If you remember Tamara Jenkins’s lovably lost 1998 debut, Slums of Beverly Hills, with anything near the appreciation it deserves, you’ll know that nine years is too long to have waited for a follow-up. But if that’s what it takes for this writer-director to come around to The Savages, a similarly goo-free comedy about mortality and belated adulthood, then Jenkins can take all the time she needs. Immediately her wit is apparent, as two siblings bicker beautifully, in the manner that only fortyish heard-it-all-before siblings can. In a parking lot, nosy Wendy (Linney) tries to comfort grumpy brother Jon (Hoffman) over a tough breakup. Suddenly exposed, he snaps closed: “This isn’t therapy. This is real life.” Both of them know the difference. They drive in silence.
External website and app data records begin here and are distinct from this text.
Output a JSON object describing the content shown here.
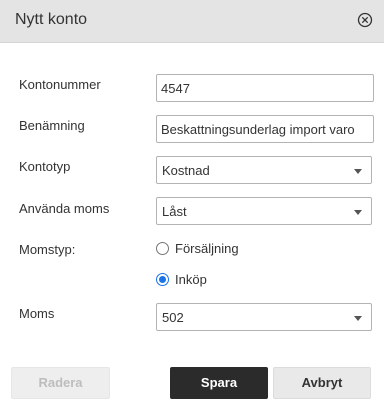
{
  "dialog": {
    "title": "Nytt konto",
    "close_icon": "close-circle-icon"
  },
  "form": {
    "kontonummer": {
      "label": "Kontonummer",
      "value": "4547"
    },
    "benamning": {
      "label": "Benämning",
      "value": "Beskattningsunderlag import varo"
    },
    "kontotyp": {
      "label": "Kontotyp",
      "value": "Kostnad"
    },
    "anvanda_moms": {
      "label": "Använda moms",
      "value": "Låst"
    },
    "momstyp": {
      "label": "Momstyp:",
      "options": [
        {
          "label": "Försäljning",
          "selected": false
        },
        {
          "label": "Inköp",
          "selected": true
        }
      ]
    },
    "moms": {
      "label": "Moms",
      "value": "502"
    }
  },
  "buttons": {
    "delete": "Radera",
    "save": "Spara",
    "cancel": "Avbryt"
  },
  "colors": {
    "header_bg": "#e4e4e4",
    "primary_button": "#2b2b2b",
    "radio_accent": "#1a73e8"
  }
}
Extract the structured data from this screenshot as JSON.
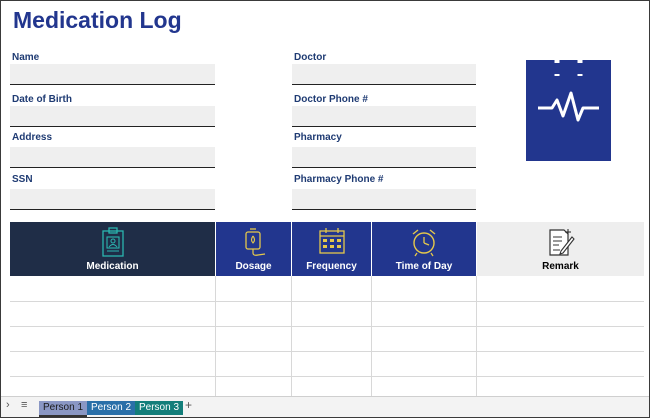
{
  "title": "Medication Log",
  "fields": {
    "name": "Name",
    "dob": "Date of Birth",
    "address": "Address",
    "ssn": "SSN",
    "doctor": "Doctor",
    "doctor_phone": "Doctor Phone #",
    "pharmacy": "Pharmacy",
    "pharmacy_phone": "Pharmacy Phone #"
  },
  "table": {
    "columns": [
      "Medication",
      "Dosage",
      "Frequency",
      "Time of Day",
      "Remark"
    ]
  },
  "sheets": {
    "tabs": [
      "Person 1",
      "Person 2",
      "Person 3"
    ],
    "add": "+"
  },
  "colors": {
    "navy": "#22368e",
    "dark_header": "#1f2d47",
    "gold": "#e5c84b",
    "teal": "#2bb5b0",
    "tab_active": "#8a97c4",
    "tab_blue": "#2a6fa8",
    "tab_teal": "#137e7a"
  }
}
Apart, these two Savages flail in semifailure—Wendy pursuing grant money for her scripts while having an affair with a married neighbor, Jon writing an endless Brecht tome at a snowy Buffalo university. But the beauty of Jenkins’s scenario is its steadfast refusal to fix its characters even as they come together and rise to a terrible occasion, the mental unraveling of their father (Bosco), who we first meet smearing shit on the wall of his Arizona bathroom. He has to leave his retirement community, and the more his new caretakers argue, trotting out the old self-delusions, the more we see their bond as one forged by parental absence. The work by both leads is terrific; if The Savages suffers in one respect, it’s that their spats hardly seem to take them very far. But that’s family.
Cast and crew
Philip Seymour Hoffman